CHAPTER I The time of my end approaches.  I have lately been subject to attacks of angina pectoris; and in the ordinary course of things, my physician tells me, I may fairly hope that my life will not be protracted many months.  Unless, then, I am cursed with an exceptional physical constitution, as I am cursed with an exceptional mental character, I shall not much longer groan under the wearisome burthen of this earthly... more...

Since the publication of BRAIN TWISTER (Pyramid Book F-783), Mark (Laurence M. Janifer) Phillips (Randall Philip Garrett) has, or have, undergone several changes. In order to keep the reader posted on the latest developments regarding this author, or these authors, he, or they, has, or have, passed on the following details: GARRETT is still engaged. He and his charming fiancee plan to run out of excuses during the early Fall of 1994, but this... more...

CHAPTER I THE HOUSE NEXT DOOR What’s behind this wall? As I write, here in my surgeon’s study, I ask myself that question. What’s behind it? My neighbors? Then what do I know—really know—of them? After all, this wall which rises beyond my desk, the wall against which my glass case of instruments rests, symbolizes the boundary of knowledge—seemingly an opaque barrier. I am called a man of science, a man... more...

In 1914, it was enemy aliens. In 1930, it was Wobblies. In 1957, it was fellow travelers. In 1971, it was insane telepaths. And, in 1973: "We don't know what the hell it is," said Andrew J. Burris, Director of the FBI. He threw his hands in the air and looked baffled and confused. Kenneth J. Malone tried to appear sympathetic. "What what is?" he asked. Burris frowned and drummed his fingers on his big desk. "Malone," he said, "make sense.... more...
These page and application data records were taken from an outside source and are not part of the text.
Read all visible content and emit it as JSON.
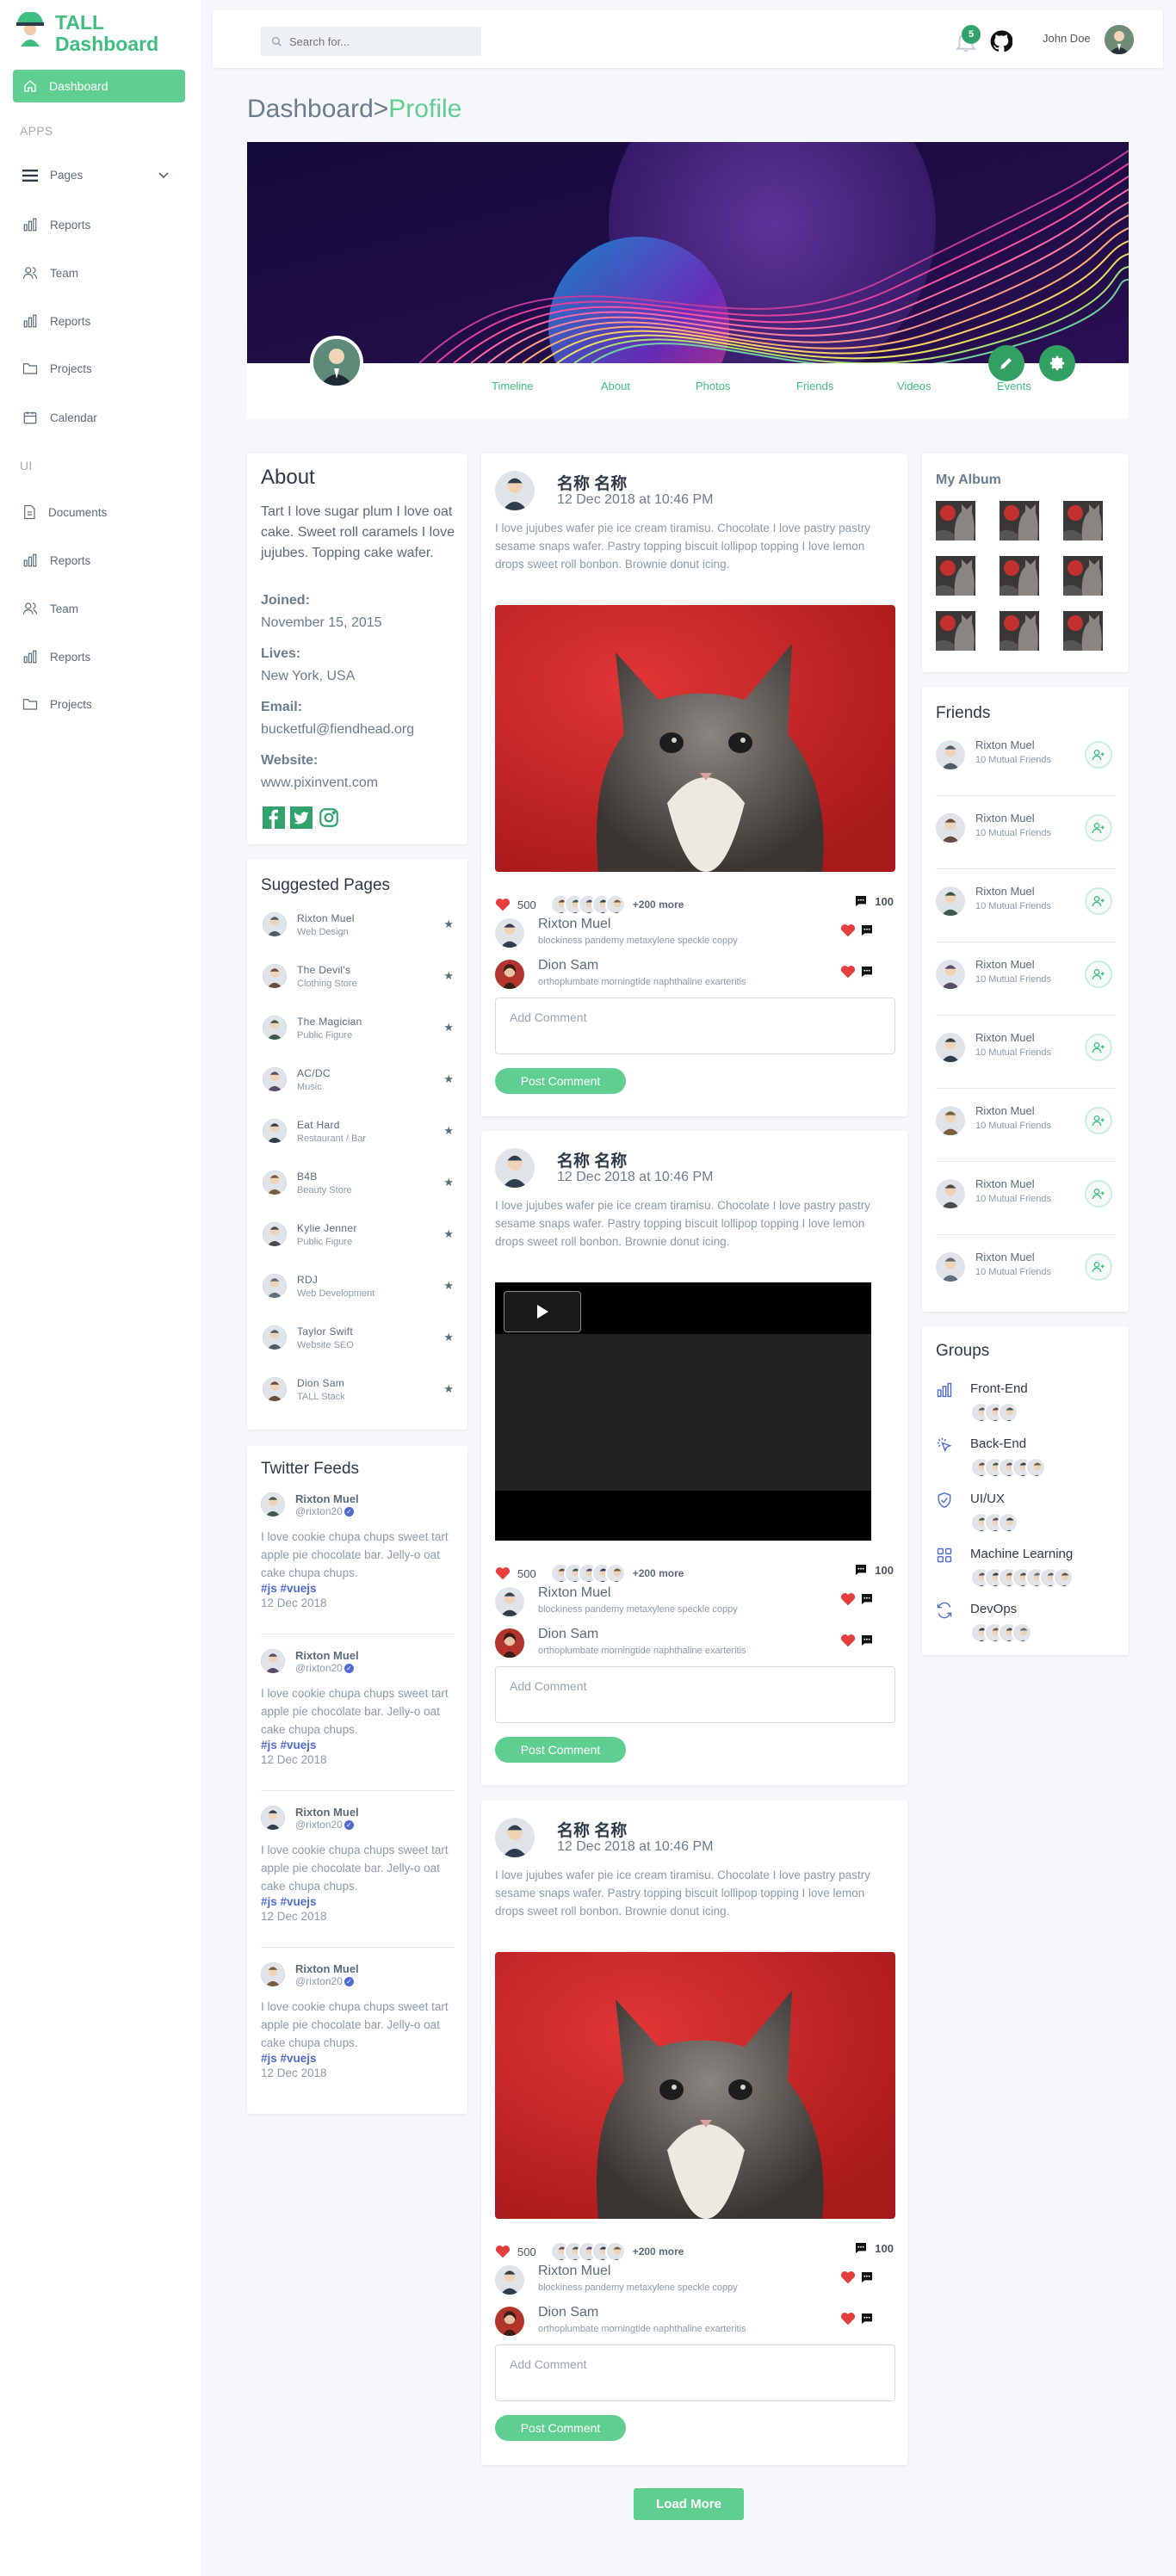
{
  "brand": {
    "line1": "TALL",
    "line2": "Dashboard"
  },
  "sidebar": {
    "active": "Dashboard",
    "section_apps": "APPS",
    "apps": [
      "Pages",
      "Reports",
      "Team",
      "Reports",
      "Projects",
      "Calendar"
    ],
    "section_ui": "UI",
    "ui": [
      "Documents",
      "Reports",
      "Team",
      "Reports",
      "Projects"
    ]
  },
  "topbar": {
    "search_placeholder": "Search for...",
    "notification_count": "5",
    "user_name": "John Doe"
  },
  "breadcrumb": {
    "root": "Dashboard",
    "sep": ">",
    "current": "Profile"
  },
  "profile_tabs": [
    "Timeline",
    "About",
    "Photos",
    "Friends",
    "Videos",
    "Events"
  ],
  "about": {
    "title": "About",
    "bio": "Tart I love sugar plum I love oat cake. Sweet roll caramels I love jujubes. Topping cake wafer.",
    "joined_label": "Joined:",
    "joined": "November 15, 2015",
    "lives_label": "Lives:",
    "lives": "New York, USA",
    "email_label": "Email:",
    "email": "bucketful@fiendhead.org",
    "website_label": "Website:",
    "website": "www.pixinvent.com"
  },
  "suggested": {
    "title": "Suggested Pages",
    "items": [
      {
        "name": "Rixton Muel",
        "sub": "Web Design"
      },
      {
        "name": "The Devil's",
        "sub": "Clothing Store"
      },
      {
        "name": "The Magician",
        "sub": "Public Figure"
      },
      {
        "name": "AC/DC",
        "sub": "Music"
      },
      {
        "name": "Eat Hard",
        "sub": "Restaurant / Bar"
      },
      {
        "name": "B4B",
        "sub": "Beauty Store"
      },
      {
        "name": "Kylie Jenner",
        "sub": "Public Figure"
      },
      {
        "name": "RDJ",
        "sub": "Web Development"
      },
      {
        "name": "Taylor Swift",
        "sub": "Website SEO"
      },
      {
        "name": "Dion Sam",
        "sub": "TALL Stack"
      }
    ]
  },
  "twitter": {
    "title": "Twitter Feeds",
    "items": [
      {
        "name": "Rixton Muel",
        "handle": "@rixton20",
        "body": "I love cookie chupa chups sweet tart apple pie chocolate bar. Jelly-o oat cake chupa chups.",
        "tags": "#js #vuejs",
        "date": "12 Dec 2018"
      },
      {
        "name": "Rixton Muel",
        "handle": "@rixton20",
        "body": "I love cookie chupa chups sweet tart apple pie chocolate bar. Jelly-o oat cake chupa chups.",
        "tags": "#js #vuejs",
        "date": "12 Dec 2018"
      },
      {
        "name": "Rixton Muel",
        "handle": "@rixton20",
        "body": "I love cookie chupa chups sweet tart apple pie chocolate bar. Jelly-o oat cake chupa chups.",
        "tags": "#js #vuejs",
        "date": "12 Dec 2018"
      },
      {
        "name": "Rixton Muel",
        "handle": "@rixton20",
        "body": "I love cookie chupa chups sweet tart apple pie chocolate bar. Jelly-o oat cake chupa chups.",
        "tags": "#js #vuejs",
        "date": "12 Dec 2018"
      }
    ]
  },
  "posts": [
    {
      "author": "名称 名称",
      "date": "12 Dec 2018 at 10:46 PM",
      "body": "I love jujubes wafer pie ice cream tiramisu. Chocolate I love pastry pastry sesame snaps wafer. Pastry topping biscuit lollipop topping I love lemon drops sweet roll bonbon. Brownie donut icing.",
      "media": "image",
      "likes": "500",
      "more": "+200 more",
      "comments": "100",
      "c1": {
        "name": "Rixton Muel",
        "text": "blockiness pandemy metaxylene speckle coppy"
      },
      "c2": {
        "name": "Dion Sam",
        "text": "orthoplumbate morningtide naphthaline exarteritis"
      },
      "placeholder": "Add Comment",
      "button": "Post Comment"
    },
    {
      "author": "名称 名称",
      "date": "12 Dec 2018 at 10:46 PM",
      "body": "I love jujubes wafer pie ice cream tiramisu. Chocolate I love pastry pastry sesame snaps wafer. Pastry topping biscuit lollipop topping I love lemon drops sweet roll bonbon. Brownie donut icing.",
      "media": "video",
      "likes": "500",
      "more": "+200 more",
      "comments": "100",
      "c1": {
        "name": "Rixton Muel",
        "text": "blockiness pandemy metaxylene speckle coppy"
      },
      "c2": {
        "name": "Dion Sam",
        "text": "orthoplumbate morningtide naphthaline exarteritis"
      },
      "placeholder": "Add Comment",
      "button": "Post Comment"
    },
    {
      "author": "名称 名称",
      "date": "12 Dec 2018 at 10:46 PM",
      "body": "I love jujubes wafer pie ice cream tiramisu. Chocolate I love pastry pastry sesame snaps wafer. Pastry topping biscuit lollipop topping I love lemon drops sweet roll bonbon. Brownie donut icing.",
      "media": "image",
      "likes": "500",
      "more": "+200 more",
      "comments": "100",
      "c1": {
        "name": "Rixton Muel",
        "text": "blockiness pandemy metaxylene speckle coppy"
      },
      "c2": {
        "name": "Dion Sam",
        "text": "orthoplumbate morningtide naphthaline exarteritis"
      },
      "placeholder": "Add Comment",
      "button": "Post Comment"
    }
  ],
  "album": {
    "title": "My Album"
  },
  "friends": {
    "title": "Friends",
    "items": [
      {
        "name": "Rixton Muel",
        "sub": "10 Mutual Friends"
      },
      {
        "name": "Rixton Muel",
        "sub": "10 Mutual Friends"
      },
      {
        "name": "Rixton Muel",
        "sub": "10 Mutual Friends"
      },
      {
        "name": "Rixton Muel",
        "sub": "10 Mutual Friends"
      },
      {
        "name": "Rixton Muel",
        "sub": "10 Mutual Friends"
      },
      {
        "name": "Rixton Muel",
        "sub": "10 Mutual Friends"
      },
      {
        "name": "Rixton Muel",
        "sub": "10 Mutual Friends"
      },
      {
        "name": "Rixton Muel",
        "sub": "10 Mutual Friends"
      }
    ]
  },
  "groups": {
    "title": "Groups",
    "items": [
      {
        "name": "Front-End",
        "icon": "bar-chart-icon"
      },
      {
        "name": "Back-End",
        "icon": "cursor-click-icon"
      },
      {
        "name": "UI/UX",
        "icon": "shield-check-icon"
      },
      {
        "name": "Machine Learning",
        "icon": "grid-icon"
      },
      {
        "name": "DevOps",
        "icon": "refresh-icon"
      }
    ]
  },
  "load_more": "Load More",
  "colors": {
    "accent": "#5fcf8f",
    "accent_dark": "#3fbf7f",
    "heart": "#e53e3e"
  }
}
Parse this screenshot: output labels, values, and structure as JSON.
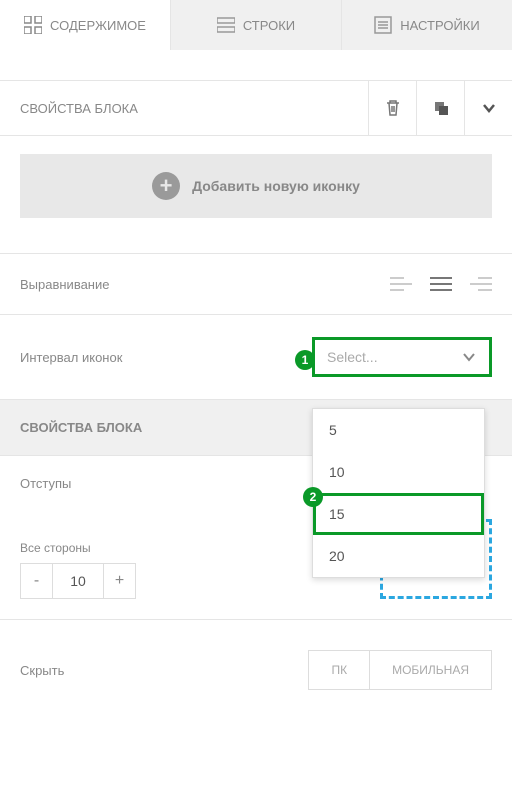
{
  "tabs": {
    "content": "СОДЕРЖИМОЕ",
    "rows": "СТРОКИ",
    "settings": "НАСТРОЙКИ"
  },
  "blockProps": {
    "title": "СВОЙСТВА БЛОКА"
  },
  "addIcon": {
    "label": "Добавить новую иконку"
  },
  "alignment": {
    "label": "Выравнивание"
  },
  "iconSpacing": {
    "label": "Интервал иконок",
    "placeholder": "Select...",
    "options": [
      "5",
      "10",
      "15",
      "20"
    ]
  },
  "blockProps2": {
    "title": "СВОЙСТВА БЛОКА"
  },
  "padding": {
    "label": "Отступы",
    "allSides": "Все стороны",
    "value": "10"
  },
  "hide": {
    "label": "Скрыть",
    "pc": "ПК",
    "mobile": "МОБИЛЬНАЯ"
  },
  "annotations": {
    "one": "1",
    "two": "2"
  }
}
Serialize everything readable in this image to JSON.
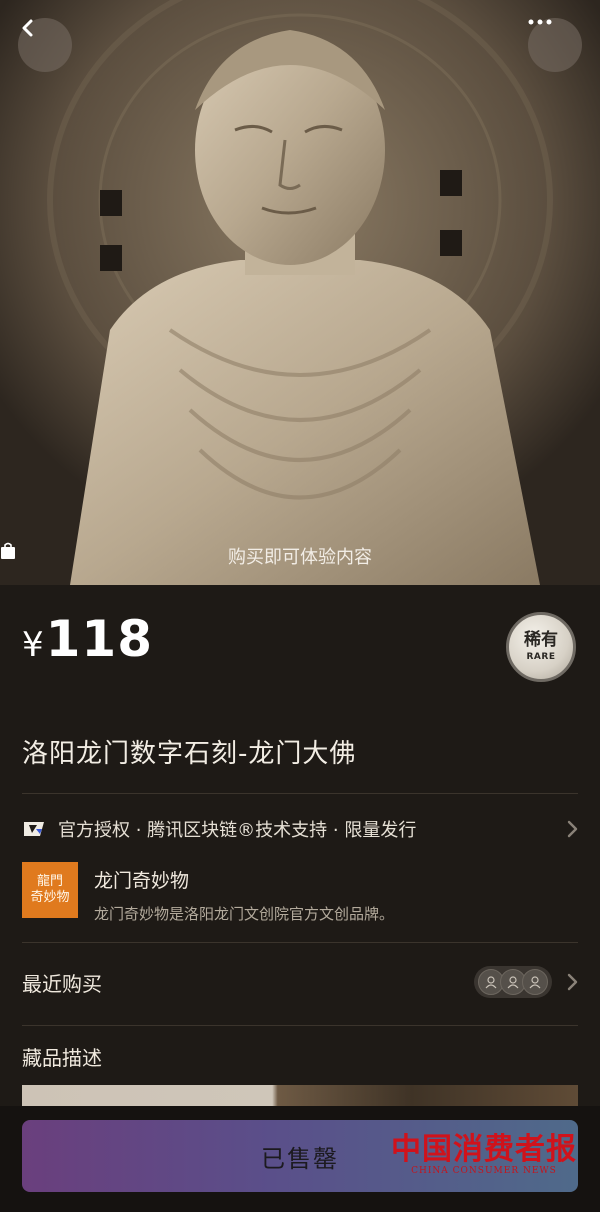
{
  "hero": {
    "caption": "购买即可体验内容",
    "back_icon": "chevron-left-icon",
    "more_icon": "more-horizontal-icon",
    "caption_icon": "shopping-bag-icon"
  },
  "price": {
    "currency": "¥",
    "value": "118"
  },
  "badge": {
    "main": "稀有",
    "sub": "RARE"
  },
  "title": "洛阳龙门数字石刻-龙门大佛",
  "auth": {
    "text": "官方授权 · 腾讯区块链®技术支持 · 限量发行",
    "icon": "tencent-logo-icon"
  },
  "brand": {
    "logo_line1": "龍門",
    "logo_line2": "奇妙物",
    "name": "龙门奇妙物",
    "description": "龙门奇妙物是洛阳龙门文创院官方文创品牌。"
  },
  "recent": {
    "label": "最近购买",
    "avatar_count": 3
  },
  "collection": {
    "label": "藏品描述"
  },
  "action": {
    "sold_label": "已售罄"
  },
  "watermark": {
    "main": "中国消费者报",
    "sub": "CHINA CONSUMER NEWS"
  },
  "colors": {
    "accent_orange": "#e07a1e",
    "background": "#1e1a16",
    "button_gradient_start": "#6a3f7d",
    "button_gradient_end": "#4f6a8a"
  }
}
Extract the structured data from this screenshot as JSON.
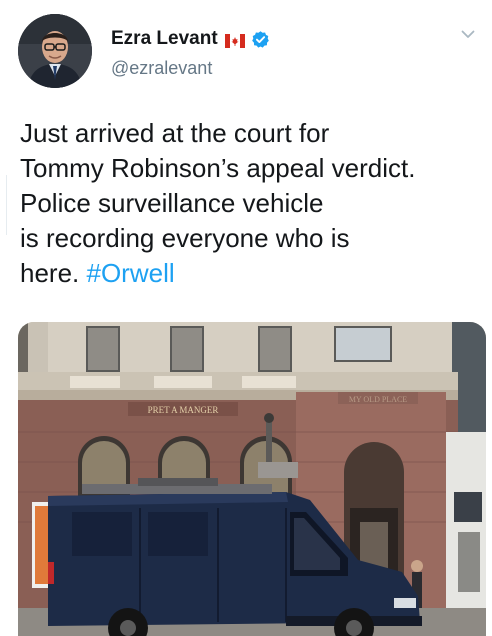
{
  "author": {
    "display_name": "Ezra Levant",
    "handle": "@ezralevant",
    "flag_icon": "canada-flag-icon",
    "verified_icon": "verified-badge-icon",
    "verified_color": "#1da1f2"
  },
  "tweet": {
    "text_lines": [
      "Just arrived at the court for",
      "Tommy Robinson’s appeal verdict.",
      "Police surveillance vehicle",
      "is recording everyone who is",
      "here."
    ],
    "hashtag": "#Orwell"
  },
  "menu": {
    "icon": "chevron-down-icon"
  },
  "media": {
    "shop_sign": "PRET A MANGER",
    "building_sign": "MY OLD PLACE"
  },
  "colors": {
    "link": "#1da1f2",
    "text": "#14171a",
    "secondary": "#657786"
  }
}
Snow in summer is of course impossible. Any weather expert will tell you so. Weather Bureau Chief Botts was certain no such absurdity could occur. And he would have been right except for one thing. It snowed that summer. It was, as the expression goes, raining cats and dogs. Since the Weather Bureau had predicted fair and warmer, the Weather Bureau was not particularly happy about the meteorological state of affairs. No one, however was... more...